Hard to believe, but it’s been 14 years since Gina Prince-Bythewood wrote and directed the charming romance drama “Love & Basketball,” which earned classic status with black audiences now approaching their early 40s.
Her latest, “Beyond the Lights,” will likely have the same impact on the Instagram generation and hopefully, it won’t be another 14 years before Prince-Bythewood does another romance film as she provides a distinct and needed voice in the genre.
All her life, Noni has been drilled by her mother, Macy Jean (Minnie Driver), to be the best. Second place is top loser and Macy will do everything in her power to ensure Noni is a success.
Fast forward a few years and now the adult Noni (Gugu Mbatha-Raw) is on the cusp of pop superstardom backed by sexier dance moves than Rihanna and a wardrobe that would make Nicki Minaj blush. She’s dating her rapper collaborator Kid Culprit (Richard Colson Baker aka rapper Machine Gun Kelly) and fans are highly-anticipating her debut album.
But the adoration and celebrity proves unsatisfying so she’s ready to end it all by leaping from a hotel balcony. Fortunately, Kaz (Nate Parker, “Non-Stop”), her police escort for the night, intervenes and saves her.
They’re both instantly captivated with each other and despite their differences. Kaz’s father (Danny Glover, “Rage”) thinks his association with a pop starlet will damage Kaz’s chances of being a city councilman and Macy considers Kaz an untimely distraction. But true love/lust/infatuation wins out and the two start an unlikely relationship.
Noni isn’t exactly the most relatable character. Few get chauffeured around in a limo and have their own private plane, but as the film unfolds, Mbatha-Raw provides an insightful vulnerability to Noni that reinforces the notion that the carefully constructed image and fame don’t lead to fulfillment — hardly a new sentiment, but here it feels less preachy.
Prince-Bythewood’s script doesn’t dabble in clichés so the characters behave more sensibly and authentic. While you may not agree with all of their choices, they don’t feel artificially crafted to manufacture the typical romance drama moments. Another noteworthy aspect of the film is how it features black characters, but is largely colorblind in its storytelling.
Like she did with “L&B” with Omar Epps and Sanaa Lathan, Prince-Bythewood casts two on the rise stars in Parker and Mbatha-Raw. The two have an intensely believable chemistry.
Fresh off of rave reviews from her starring role in “Belle,” Mbatha-Raw delivers another attention-worthy performance as the conflicted diva fighting for her identity against the machine content to make her the next sex object with a voice. Parker again proves he’s ready to step into leading man category for more than just his chiseled chest. He has that “It Factor” that’s going to make him a major force in the next decade.
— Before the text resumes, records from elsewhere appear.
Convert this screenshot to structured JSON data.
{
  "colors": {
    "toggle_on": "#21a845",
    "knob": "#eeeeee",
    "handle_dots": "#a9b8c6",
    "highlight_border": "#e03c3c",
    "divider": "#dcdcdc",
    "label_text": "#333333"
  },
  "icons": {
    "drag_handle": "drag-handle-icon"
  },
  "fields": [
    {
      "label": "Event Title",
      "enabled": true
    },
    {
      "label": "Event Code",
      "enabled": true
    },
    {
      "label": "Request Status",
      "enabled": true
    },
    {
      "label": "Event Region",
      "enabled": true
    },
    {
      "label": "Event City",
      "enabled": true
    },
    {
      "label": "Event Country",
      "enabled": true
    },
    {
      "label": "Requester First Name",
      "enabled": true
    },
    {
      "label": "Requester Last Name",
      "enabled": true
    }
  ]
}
And as you’d expect, Driver and Glover are solid in their supporting roles.
There are only a few stumbles with the film. The subplot involving Kaz’s political aspirations feels unnecessary. Kaz simply being a cop trying to make a difference is enough of a culture clash from Noni’s world and whenever that subplot takes the forefront, the film loses a little momentum.
For those moviegoers seeking a more fulfilling romance drama than the annual Nicholas Sparks adaptation, “Beyond the Lights” proves a welcome alternative that deserves its moment in the spotlight.
Rating: 9 out of 10
**Photo Credit: Suzanne Tenner/Relativity Media**